## SUPPLIED MATERIAL
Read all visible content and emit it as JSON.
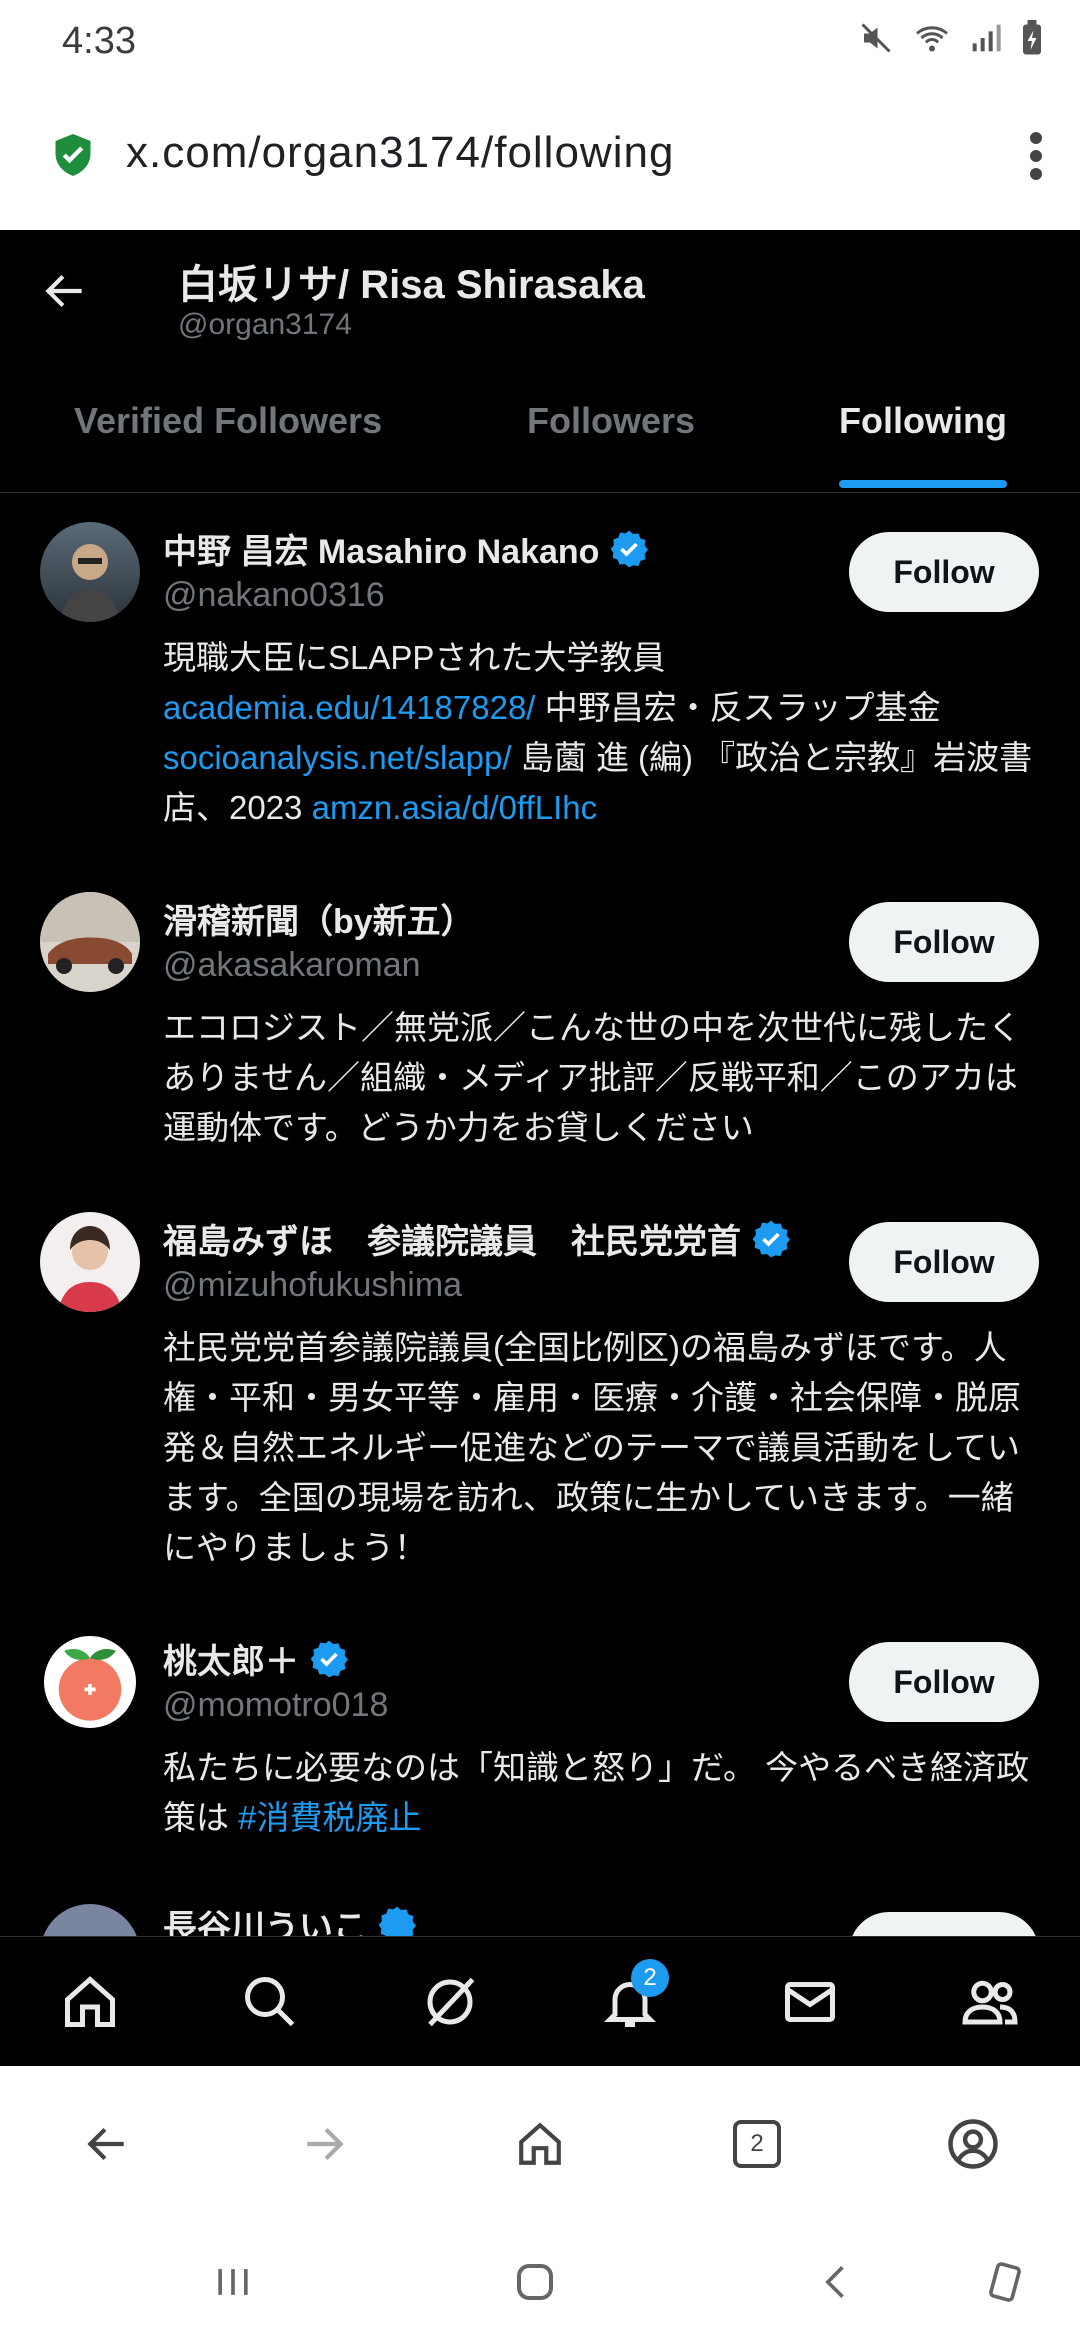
{
  "status_bar": {
    "time": "4:33"
  },
  "url_bar": {
    "url": "x.com/organ3174/following"
  },
  "profile": {
    "name": "白坂リサ/ Risa Shirasaka",
    "handle": "@organ3174"
  },
  "tabs": [
    {
      "label": "Verified Followers"
    },
    {
      "label": "Followers"
    },
    {
      "label": "Following"
    }
  ],
  "users": [
    {
      "name": "中野 昌宏 Masahiro Nakano",
      "handle": "@nakano0316",
      "follow_label": "Follow",
      "bio_1": "現職大臣にSLAPPされた大学教員",
      "bio_link_1": "academia.edu/14187828/",
      "bio_2": " 中野昌宏・反スラップ基金",
      "bio_link_2": "socioanalysis.net/slapp/",
      "bio_3": " 島薗 進 (編) 『政治と宗教』岩波書店、2023 ",
      "bio_link_3": "amzn.asia/d/0ffLIhc"
    },
    {
      "name": "滑稽新聞（by新五）",
      "handle": "@akasakaroman",
      "follow_label": "Follow",
      "bio": "エコロジスト／無党派／こんな世の中を次世代に残したくありません／組織・メディア批評／反戦平和／このアカは運動体です。どうか力をお貸しください"
    },
    {
      "name": "福島みずほ　参議院議員　社民党党首",
      "handle": "@mizuhofukushima",
      "follow_label": "Follow",
      "bio": "社民党党首参議院議員(全国比例区)の福島みずほです。人権・平和・男女平等・雇用・医療・介護・社会保障・脱原発＆自然エネルギー促進などのテーマで議員活動をしています。全国の現場を訪れ、政策に生かしていきます。一緒にやりましょう！"
    },
    {
      "name": "桃太郎＋",
      "handle": "@momotro018",
      "follow_label": "Follow",
      "bio": "私たちに必要なのは「知識と怒り」だ。 今やるべき経済政策は ",
      "bio_tag": "#消費税廃止"
    },
    {
      "name": "長谷川ういこ"
    }
  ],
  "nav": {
    "notifications_badge": "2"
  },
  "browser_bar": {
    "tab_count": "2"
  },
  "colors": {
    "accent": "#1d9bf0",
    "background": "#000000"
  }
}
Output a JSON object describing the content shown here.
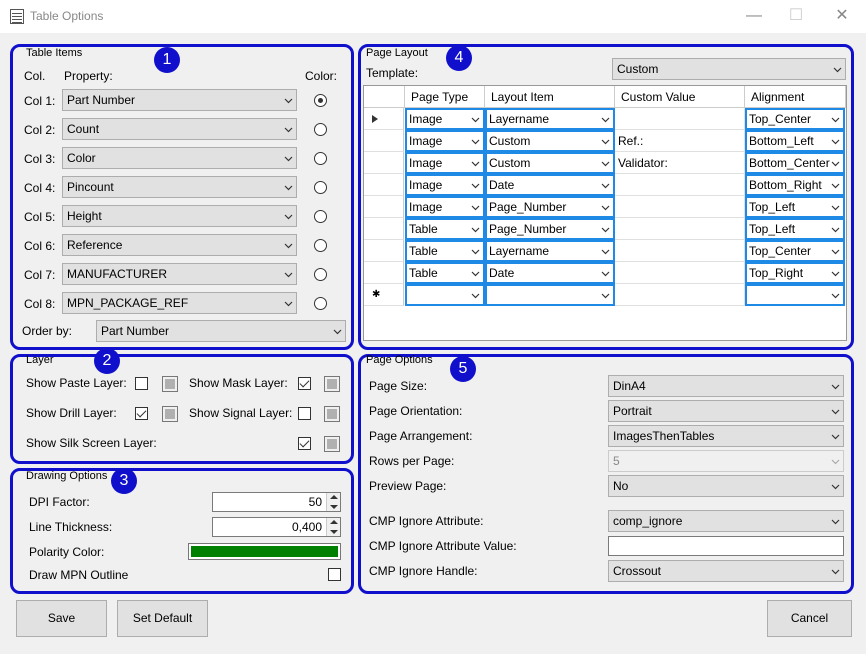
{
  "window": {
    "title": "Table Options",
    "minimize": "—",
    "maximize": "☐",
    "close": "✕"
  },
  "badges": [
    "1",
    "2",
    "3",
    "4",
    "5"
  ],
  "table_items": {
    "legend": "Table Items",
    "col_header": "Col.",
    "property_header": "Property:",
    "color_header": "Color:",
    "rows": [
      {
        "label": "Col 1:",
        "value": "Part Number",
        "color_selected": true
      },
      {
        "label": "Col 2:",
        "value": "Count",
        "color_selected": false
      },
      {
        "label": "Col 3:",
        "value": "Color",
        "color_selected": false
      },
      {
        "label": "Col 4:",
        "value": "Pincount",
        "color_selected": false
      },
      {
        "label": "Col 5:",
        "value": "Height",
        "color_selected": false
      },
      {
        "label": "Col 6:",
        "value": "Reference",
        "color_selected": false
      },
      {
        "label": "Col 7:",
        "value": "MANUFACTURER",
        "color_selected": false
      },
      {
        "label": "Col 8:",
        "value": "MPN_PACKAGE_REF",
        "color_selected": false
      }
    ],
    "order_by_label": "Order by:",
    "order_by_value": "Part Number"
  },
  "layer": {
    "legend": "Layer",
    "show_paste": {
      "label": "Show Paste Layer:",
      "checked": false
    },
    "show_mask": {
      "label": "Show Mask Layer:",
      "checked": true
    },
    "show_drill": {
      "label": "Show Drill Layer:",
      "checked": true
    },
    "show_signal": {
      "label": "Show Signal Layer:",
      "checked": false
    },
    "show_silk": {
      "label": "Show Silk Screen Layer:",
      "checked": true
    }
  },
  "drawing_options": {
    "legend": "Drawing Options",
    "dpi_label": "DPI Factor:",
    "dpi_value": "50",
    "line_label": "Line Thickness:",
    "line_value": "0,400",
    "polarity_label": "Polarity Color:",
    "polarity_color": "#008000",
    "mpn_outline_label": "Draw MPN Outline",
    "mpn_outline_checked": false
  },
  "page_layout": {
    "legend": "Page Layout",
    "template_label": "Template:",
    "template_value": "Custom",
    "columns": [
      "Page Type",
      "Layout Item",
      "Custom Value",
      "Alignment"
    ],
    "rows": [
      {
        "page_type": "Image",
        "layout_item": "Layername",
        "custom_value": "",
        "alignment": "Top_Center"
      },
      {
        "page_type": "Image",
        "layout_item": "Custom",
        "custom_value": "Ref.:",
        "alignment": "Bottom_Left"
      },
      {
        "page_type": "Image",
        "layout_item": "Custom",
        "custom_value": "Validator:",
        "alignment": "Bottom_Center"
      },
      {
        "page_type": "Image",
        "layout_item": "Date",
        "custom_value": "",
        "alignment": "Bottom_Right"
      },
      {
        "page_type": "Image",
        "layout_item": "Page_Number",
        "custom_value": "",
        "alignment": "Top_Left"
      },
      {
        "page_type": "Table",
        "layout_item": "Page_Number",
        "custom_value": "",
        "alignment": "Top_Left"
      },
      {
        "page_type": "Table",
        "layout_item": "Layername",
        "custom_value": "",
        "alignment": "Top_Center"
      },
      {
        "page_type": "Table",
        "layout_item": "Date",
        "custom_value": "",
        "alignment": "Top_Right"
      },
      {
        "page_type": "",
        "layout_item": "",
        "custom_value": "",
        "alignment": ""
      }
    ]
  },
  "page_options": {
    "legend": "Page Options",
    "page_size": {
      "label": "Page Size:",
      "value": "DinA4"
    },
    "orientation": {
      "label": "Page Orientation:",
      "value": "Portrait"
    },
    "arrangement": {
      "label": "Page Arrangement:",
      "value": "ImagesThenTables"
    },
    "rows_per_page": {
      "label": "Rows per Page:",
      "value": "5"
    },
    "preview_page": {
      "label": "Preview Page:",
      "value": "No"
    },
    "cmp_ignore_attr": {
      "label": "CMP Ignore Attribute:",
      "value": "comp_ignore"
    },
    "cmp_ignore_attr_value": {
      "label": "CMP Ignore Attribute Value:",
      "value": ""
    },
    "cmp_ignore_handle": {
      "label": "CMP Ignore Handle:",
      "value": "Crossout"
    }
  },
  "buttons": {
    "save": "Save",
    "set_default": "Set Default",
    "cancel": "Cancel"
  },
  "colors": {
    "accent_border": "#1010cc",
    "selection_blue": "#1e8ae6"
  }
}
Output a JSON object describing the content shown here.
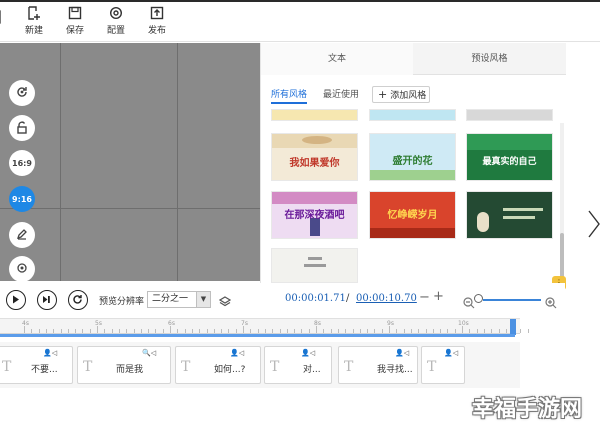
{
  "toolbar": {
    "new_label": "新建",
    "save_label": "保存",
    "config_label": "配置",
    "publish_label": "发布"
  },
  "canvas": {
    "aspect_16_9": "16:9",
    "aspect_9_16": "9:16",
    "selected_aspect": "9:16"
  },
  "panel": {
    "tabs": [
      "文本",
      "预设风格"
    ],
    "active_tab": "文本",
    "subtabs": [
      "所有风格",
      "最近使用"
    ],
    "active_subtab": "所有风格",
    "add_style_label": "添加风格",
    "thumbnails": [
      {
        "caption": "我如果爱你",
        "color": "#c0392b"
      },
      {
        "caption": "盛开的花",
        "color": "#2e7d32"
      },
      {
        "caption": "最真实的自己",
        "color": "#ffffff"
      },
      {
        "caption": "在那深夜酒吧",
        "color": "#6a1b9a"
      },
      {
        "caption": "忆峥嵘岁月",
        "color": "#ffd54f"
      },
      {
        "caption": "",
        "color": "#ffffff"
      },
      {
        "caption": "",
        "color": "#ffffff"
      }
    ]
  },
  "playback": {
    "ratio_label": "预览分辨率",
    "ratio_value": "二分之一",
    "current_time": "00:00:01.71",
    "separator": "/",
    "total_time": "00:00:10.70",
    "minus": "−",
    "plus": "+"
  },
  "ruler": {
    "labels": [
      "4s",
      "5s",
      "6s",
      "7s",
      "8s",
      "9s",
      "10s"
    ]
  },
  "track": {
    "clips": [
      {
        "text": "不要..."
      },
      {
        "text": "而是我"
      },
      {
        "text": "如何...?"
      },
      {
        "text": "对..."
      },
      {
        "text": "我寻找..."
      },
      {
        "text": ""
      }
    ]
  },
  "watermark": "幸福手游网",
  "colors": {
    "accent": "#1e88e5",
    "timecode": "#1a5fb4",
    "canvas_bg": "#8a8a8a"
  }
}
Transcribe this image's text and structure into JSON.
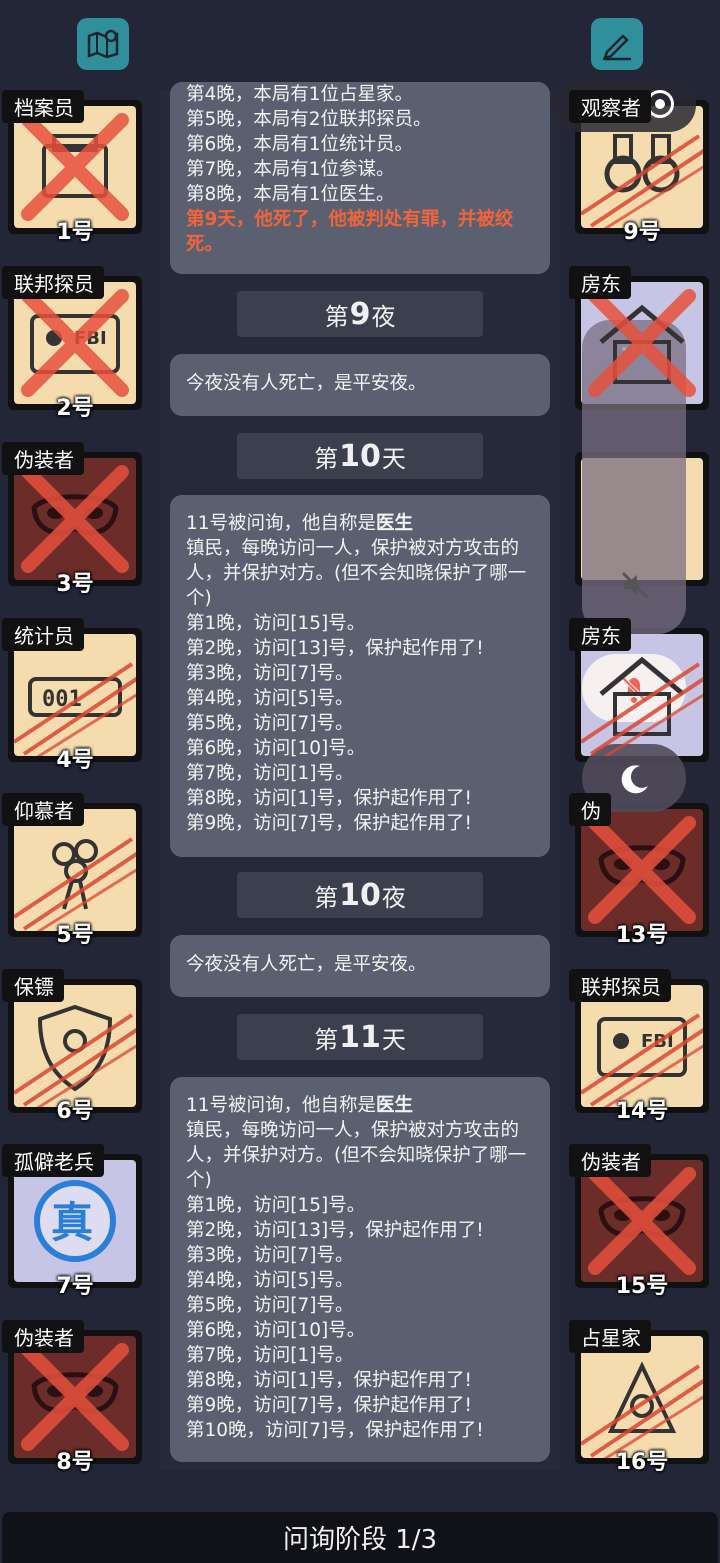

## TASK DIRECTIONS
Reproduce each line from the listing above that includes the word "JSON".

## ANSWER SECTION
Read all visible content and emit it as JSON.
Output a JSON object describing the content shown here.
Output a JSON object describing the content shown here.
Transcribe this image's text and structure into JSON.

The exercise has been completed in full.